Exercise objective: Output every entry exactly as written, but omit the pictures.

Records supplied:
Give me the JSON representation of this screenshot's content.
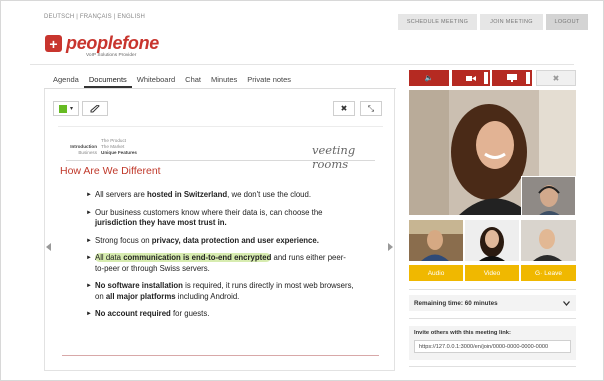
{
  "header": {
    "languages": "DEUTSCH | FRANÇAIS | ENGLISH",
    "buttons": {
      "schedule": "SCHEDULE MEETING",
      "join": "JOIN MEETING",
      "logout": "LOGOUT"
    },
    "logo_mark": "+",
    "brand": "peoplefone",
    "tagline": "VoIP Solutions Provider"
  },
  "tabs": [
    "Agenda",
    "Documents",
    "Whiteboard",
    "Chat",
    "Minutes",
    "Private notes"
  ],
  "active_tab": "Documents",
  "doc_toolbar": {
    "color_swatch": "#66bb22",
    "caret": "▾",
    "pen_icon": "pen-icon",
    "close_icon": "✖",
    "expand_icon": "⤡"
  },
  "slide": {
    "nav": {
      "k1": "",
      "v1": "The Product",
      "k2": "Introduction",
      "v2": "The Market",
      "k3": "Business",
      "v3": "Unique Features"
    },
    "brand": "veeting rooms",
    "title": "How Are We Different",
    "bullets": [
      {
        "a": "All servers are ",
        "b": "hosted in Switzerland",
        "c": ", we don't use the cloud."
      },
      {
        "a": "Our business customers know where their data is, can choose the ",
        "b": "jurisdiction they have most trust in.",
        "c": ""
      },
      {
        "a": "Strong focus on ",
        "b": "privacy, data protection and user experience.",
        "c": ""
      },
      {
        "a": "All data ",
        "b": "communication is end-to-end encrypted",
        "c": " and runs either peer-to-peer or through Swiss servers."
      },
      {
        "a": "",
        "b": "No software installation",
        "c": " is required, it runs directly in most web browsers, on ",
        "d": "all major platforms",
        "e": " including Android."
      },
      {
        "a": "",
        "b": "No account required",
        "c": " for guests."
      }
    ]
  },
  "media": {
    "audio_icon": "🔈",
    "video_icon": "video-icon",
    "screen_icon": "screen-icon",
    "close": "✖"
  },
  "actions": {
    "audio": "Audio",
    "video": "Video",
    "leave": "Leave",
    "leave_icon": "G·"
  },
  "remaining": "Remaining time: 60 minutes",
  "invite": {
    "label": "Invite others with this meeting link:",
    "url": "https://127.0.0.1:3000/en/join/0000-0000-0000-0000"
  },
  "colors": {
    "brand_red": "#c8352e",
    "control_red": "#b52a22",
    "action_yellow": "#f0b800"
  }
}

Solution for this exercise:
Give me the JSON representation of this screenshot's content.
{
  "header": {
    "languages": "DEUTSCH | FRANÇAIS | ENGLISH",
    "buttons": {
      "schedule": "SCHEDULE MEETING",
      "join": "JOIN MEETING",
      "logout": "LOGOUT"
    },
    "logo_mark": "+",
    "brand": "peoplefone",
    "tagline": "VoIP Solutions Provider"
  },
  "tabs": [
    "Agenda",
    "Documents",
    "Whiteboard",
    "Chat",
    "Minutes",
    "Private notes"
  ],
  "active_tab": "Documents",
  "doc_toolbar": {
    "color_swatch": "#66bb22",
    "caret": "▾",
    "pen_icon": "pen-icon",
    "close_icon": "✖",
    "expand_icon": "⤡"
  },
  "slide": {
    "nav": {
      "k1": "",
      "v1": "The Product",
      "k2": "Introduction",
      "v2": "The Market",
      "k3": "Business",
      "v3": "Unique Features"
    },
    "brand": "veeting rooms",
    "title": "How Are We Different",
    "bullets": [
      {
        "a": "All servers are ",
        "b": "hosted in Switzerland",
        "c": ", we don't use the cloud."
      },
      {
        "a": "Our business customers know where their data is, can choose the ",
        "b": "jurisdiction they have most trust in.",
        "c": ""
      },
      {
        "a": "Strong focus on ",
        "b": "privacy, data protection and user experience.",
        "c": ""
      },
      {
        "a": "All data ",
        "b": "communication is end-to-end encrypted",
        "c": " and runs either peer-to-peer or through Swiss servers."
      },
      {
        "a": "",
        "b": "No software installation",
        "c": " is required, it runs directly in most web browsers, on ",
        "d": "all major platforms",
        "e": " including Android."
      },
      {
        "a": "",
        "b": "No account required",
        "c": " for guests."
      }
    ]
  },
  "media": {
    "audio_icon": "🔈",
    "video_icon": "video-icon",
    "screen_icon": "screen-icon",
    "close": "✖"
  },
  "actions": {
    "audio": "Audio",
    "video": "Video",
    "leave": "Leave",
    "leave_icon": "G·"
  },
  "remaining": "Remaining time: 60 minutes",
  "invite": {
    "label": "Invite others with this meeting link:",
    "url": "https://127.0.0.1:3000/en/join/0000-0000-0000-0000"
  },
  "colors": {
    "brand_red": "#c8352e",
    "control_red": "#b52a22",
    "action_yellow": "#f0b800"
  }
}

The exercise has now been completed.